And that revolution is clear to me is caused largely by two technologies, one drilling technologies which have already radically changed the US gas market and increasingly the global oil markets and renewables which have already torn apart European power markets and are set to do the same in the U.S., Japan, China and other markets.

Drilling technology advances

  • Hydraulic Fracturing. Fracking, as it is more commonly known, involves fracturing a rock using a hydraulically pressurized liquid which comes in handy with “tight” reservoirs where the rocks containing the oil do not have large holes in them.
  • Seismic Imaging. This technique relies on the idea that sound travels through and bounces off different materials in distinctive ways and thus can be used to more accurately locate oil.
  • Measurement-while-drilling (MWD). This technology allows the drilling machine to receive and use real-time information on the drilling process as well as steer the well in different directions.
  • Digital Oil Fields. The use of web-based visualisation platforms is becoming common and allows oil firms to effectively measure, analyse, control and use all of the data coming from the oilfield.

The result of these technologies is that it is now possible to access gas and oil that was previously inaccessible and to do so at economic rates. And the US production numbers speak for themselves. In 2008, the U.S. produced 6.7m barrels per day of oil (and oil equivalents). In 2014, it was 70% higher at 11.4m barrels. U.S. gas production has risen over the same period by 27% to 70 billion cubic feet per day. Now if that is not a revolution I do not know what is!

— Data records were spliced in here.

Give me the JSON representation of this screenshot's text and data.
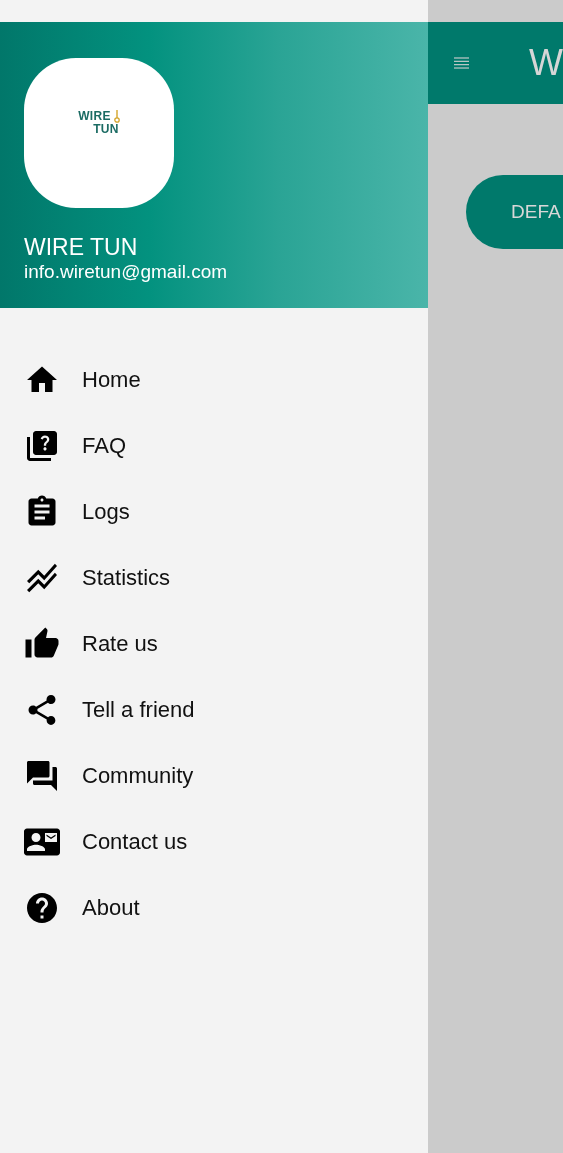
{
  "drawer": {
    "logo": {
      "line_1": "WIRE",
      "line_2": "TUN"
    },
    "user": {
      "name": "WIRE TUN",
      "email": "info.wiretun@gmail.com"
    },
    "items": [
      {
        "label": "Home"
      },
      {
        "label": "FAQ"
      },
      {
        "label": "Logs"
      },
      {
        "label": "Statistics"
      },
      {
        "label": "Rate us"
      },
      {
        "label": "Tell a friend"
      },
      {
        "label": "Community"
      },
      {
        "label": "Contact us"
      },
      {
        "label": "About"
      }
    ]
  },
  "app_bar": {
    "title": "W"
  },
  "button": {
    "label": "DEFA"
  }
}
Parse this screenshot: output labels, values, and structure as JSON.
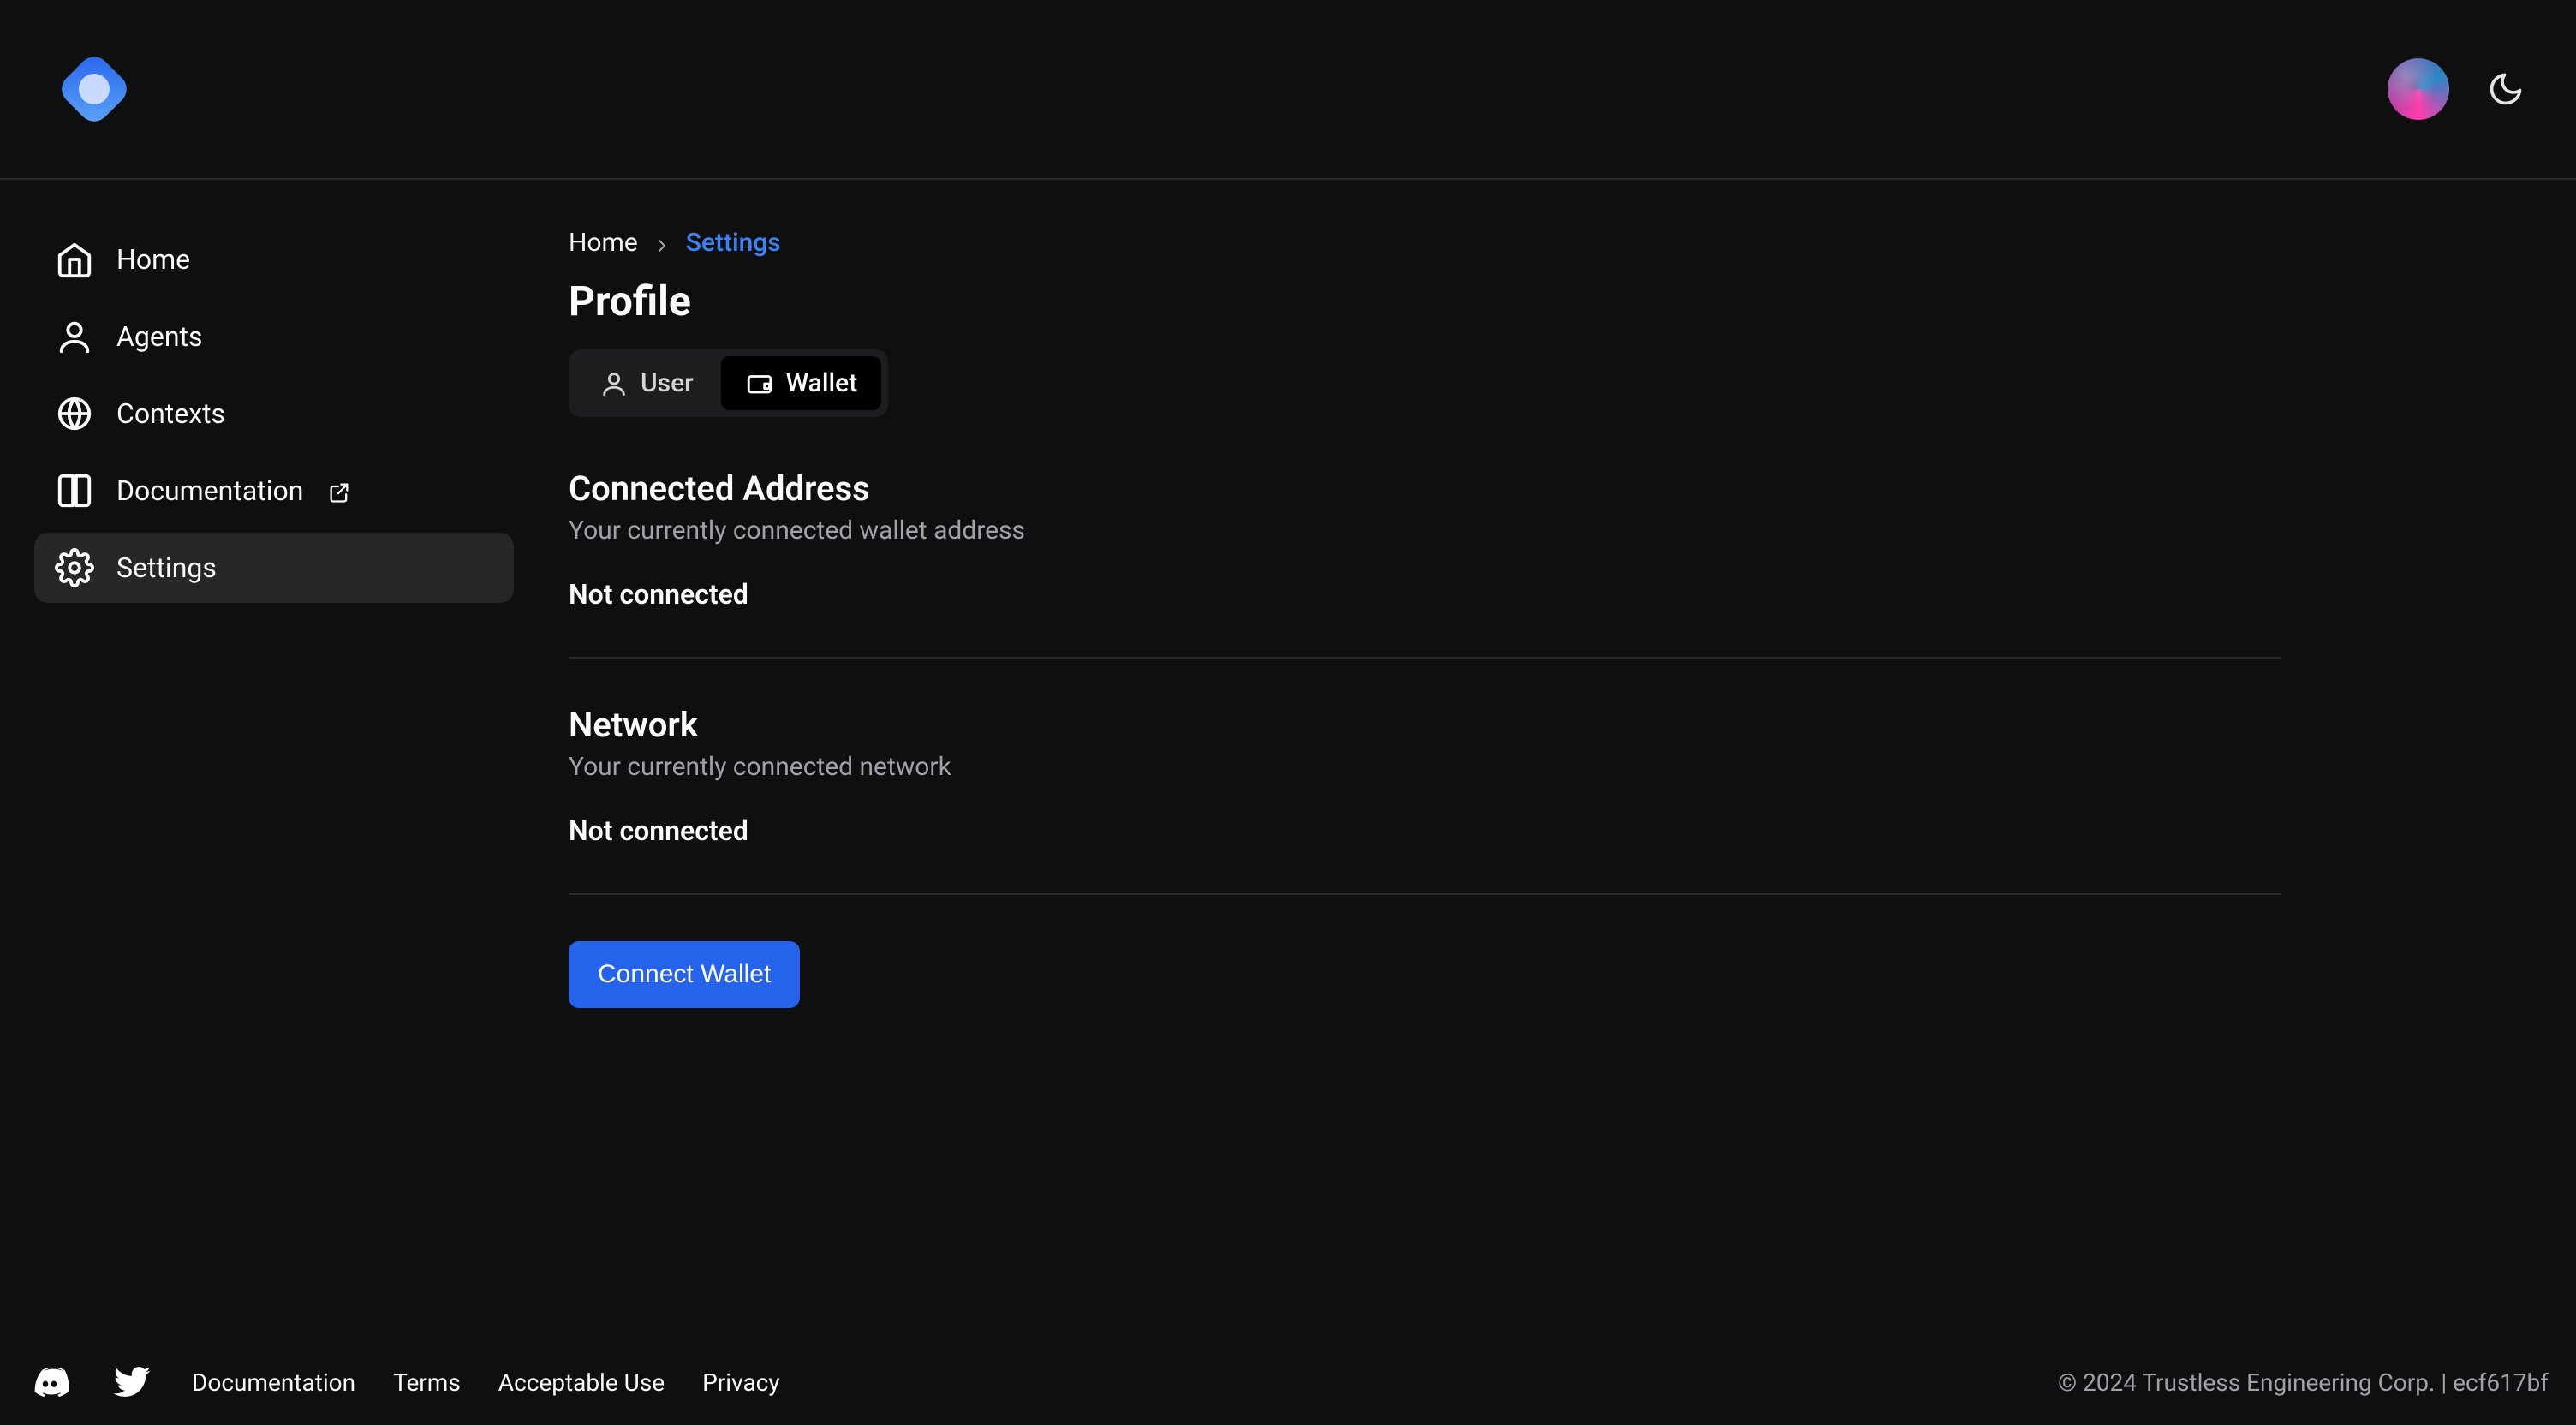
{
  "header": {
    "brand": "app-logo"
  },
  "sidebar": {
    "items": [
      {
        "label": "Home"
      },
      {
        "label": "Agents"
      },
      {
        "label": "Contexts"
      },
      {
        "label": "Documentation"
      },
      {
        "label": "Settings"
      }
    ]
  },
  "breadcrumb": {
    "home": "Home",
    "current": "Settings"
  },
  "page": {
    "title": "Profile"
  },
  "tabs": {
    "user": "User",
    "wallet": "Wallet"
  },
  "wallet": {
    "address_title": "Connected Address",
    "address_desc": "Your currently connected wallet address",
    "address_value": "Not connected",
    "network_title": "Network",
    "network_desc": "Your currently connected network",
    "network_value": "Not connected",
    "connect_label": "Connect Wallet"
  },
  "footer": {
    "links": {
      "documentation": "Documentation",
      "terms": "Terms",
      "acceptable_use": "Acceptable Use",
      "privacy": "Privacy"
    },
    "copyright": "© 2024 Trustless Engineering Corp. | ecf617bf"
  }
}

In terms of renewables we have already seen wind become competitive with fossil fuels across a lot of countries and as the technology has improved installations have increased. So for instance, in 2014 there were circa 43GW of new wind capacity installed across the globe. This is up 60% on installations in 2008 (27GW).

However the most revolutionary renewable technology is solar which is more flexible and faster to install than any other power generation technology. It can be used to provide power to pocket calculators or for utility scale power plants. PV modules can be mounted onto our roofs or facades, or they can be configured in large-scale plants. Plus, installation is simple and quick. In 2014, the global market for solar was circa 45GW up a massive 650% from the 6GW installed in 2008. We have never seen a power generation technology grow so quickly and this year solar is likely to become the No1 power generation technology in terms of new installations!

The result of these renewable generations can be clearly seen in the European power market where over the last 5 years nearly 100 GW of renewable energy capacity have been constructed across the European continent. Wholesale power prices have hit 10-year lows (to below EUR35/MWh!) notwithstanding the closing of significant nuclear generation capacity in Germany. And we have the amazing situation that it is the weather as opposed to the price of fossil fuels which determines the power price.And then we have the recent decision from one of Europe’s biggest power generators,E.ON to exit nuclear and fossil power generation to concentrate on renewables.Now if that is not a revolution I do not know what is!

The German’s call it an Energiewende, the energy transition. But in reality it is a revolution. The changes are so great that they are impacting the way we interact with energy at all levels – across each of industrial, building/home, transport and personal energy management environments. And there is more to come: electric cars, fuel cells, the expansion of renewables and the expansion of the new drilling technologies across the world not to mention efficiency technologies such as LEDs.

What does this all mean….we are in for big changes ahead. On the one side, the business models of incumbent energy companies will be under pressure. On the other hand, creative destruction will ensure that new ideas and business models will succeed. It is going to be an exciting place to be especially in an industry where the names, the ways of doing things and the technologies have not changed much in a century!

This article was first published in the Energy and Carbon Blog